It would be virtually impossible NOT to know that some employees don’t trust HR at all, some are uncertain and some understand what they can trust us with and what not to. Yes, we know. Sometimes we pay no attention to all that, sometimes we go out of our way to explain what HR is and what it is supposed to do so a particular employee in a tough spot will understand what they can trust HR with and what they shouldn’t. We don’t work as we do to purposely confuse and obstruct employees or make them give up secrets that they shouldn’t - at least almost none of us do that (there are a few bad people in every department).First we realize many employees don’t understand HR - that HR is not a separate organization from management put in place to defend employees and get them anything they want at any moment. We ‘serve’ employees to the extent the company wants them served. We understand many employees think that total confidentiality and total delivery of what employees want is exactly what we are supposed to do and that is absolutely NOT the case.We are hired and paid by management to do what management wants, which is help employees within limits so that everyone is as happy as they can be given the rules and that problems get worked out. We also have legal responsibilities to the company and employees, such as, for instance, having to tell other people if an employee reveals some dangerous situation that either they or someone else is causing. We cannot legally keep silent about criminal activity or potential criminal activity which includes threats, etc.We are also quite aware that some employees go out of their way to trash HR’s reputation at every opportunity because they are angry that they didn’t get that posted job or they didn’t get to take vacation when they wanted (despite others having more rights to those things, etc.). HR is a tough job to do well because there are hundreds of choices in a given week that are going to annoy someone. So, yes, we know. It’s part of what you accept if you choose to work in HR. It’s annoying to us. We’d love everyone to understand we try to do our best for the most possible people, but we know that still leaves some who will not understand either by choice, lack of experience or just plain bad attitudes. And we know we make mistakes. Try it yourself.

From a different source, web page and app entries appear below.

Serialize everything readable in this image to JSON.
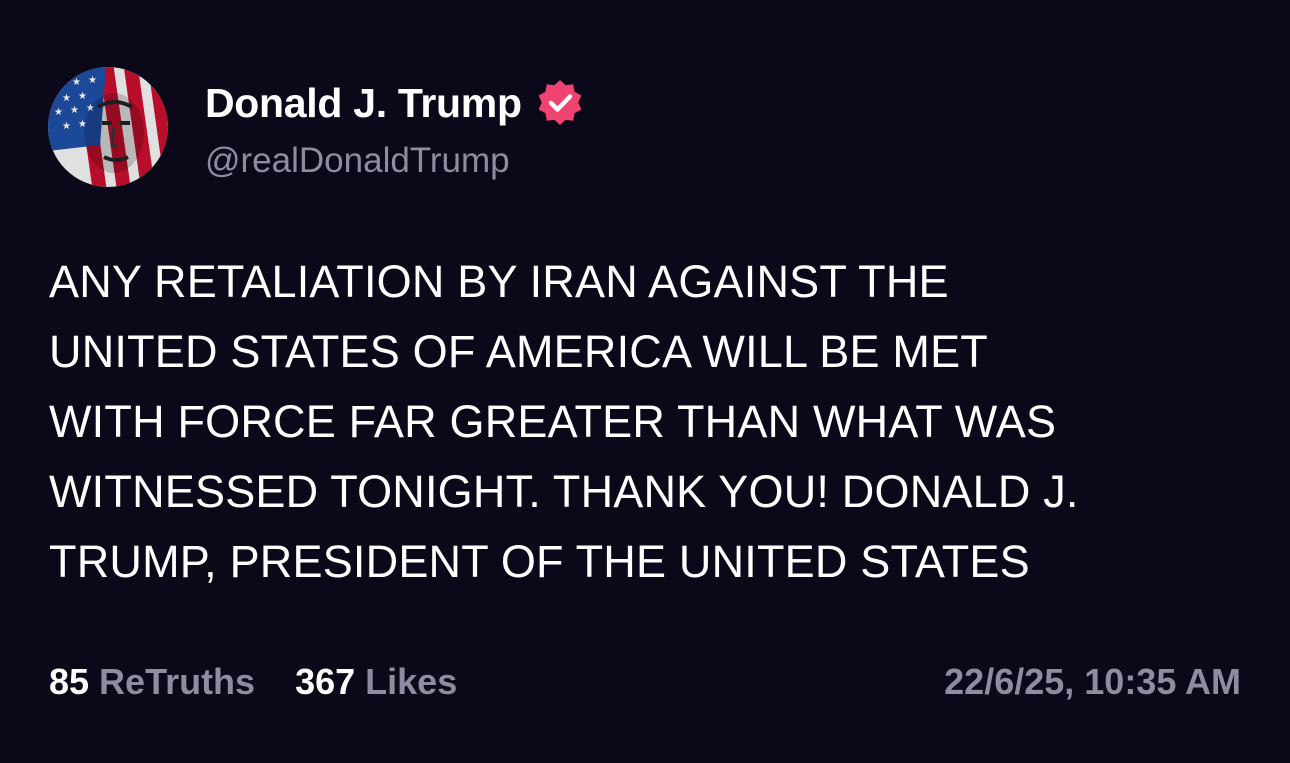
{
  "author": {
    "display_name": "Donald J. Trump",
    "handle": "@realDonaldTrump",
    "verified": true,
    "avatar_icon": "flag-portrait-avatar",
    "badge_icon": "verified-check-icon"
  },
  "post": {
    "lines": [
      "ANY RETALIATION BY IRAN AGAINST THE",
      "UNITED STATES OF AMERICA WILL BE MET",
      "WITH FORCE FAR GREATER THAN WHAT WAS",
      "WITNESSED TONIGHT. THANK YOU! DONALD J.",
      "TRUMP, PRESIDENT OF THE UNITED STATES"
    ]
  },
  "stats": {
    "retruths_count": "85",
    "retruths_label": "ReTruths",
    "likes_count": "367",
    "likes_label": "Likes"
  },
  "timestamp": "22/6/25, 10:35 AM",
  "colors": {
    "background": "#0b0819",
    "text": "#ffffff",
    "muted": "#8f8ba0",
    "badge": "#f0436f"
  }
}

Do you feel that monitoring of employee activity on the computer is ethically sound? ?
It's perfectly ethical. My company, my computers, my rules. Came in handy when I suspected (and confirmed) that someone here was stealing things to sell through their own company. But I don't support ongoing, constant monitoring for its own sake unless you're dealing with very sensitive data and can't risk confirming after the fact that there's been a leak. I don't care if anyone is just idly surfing to pass the time during quiet periods.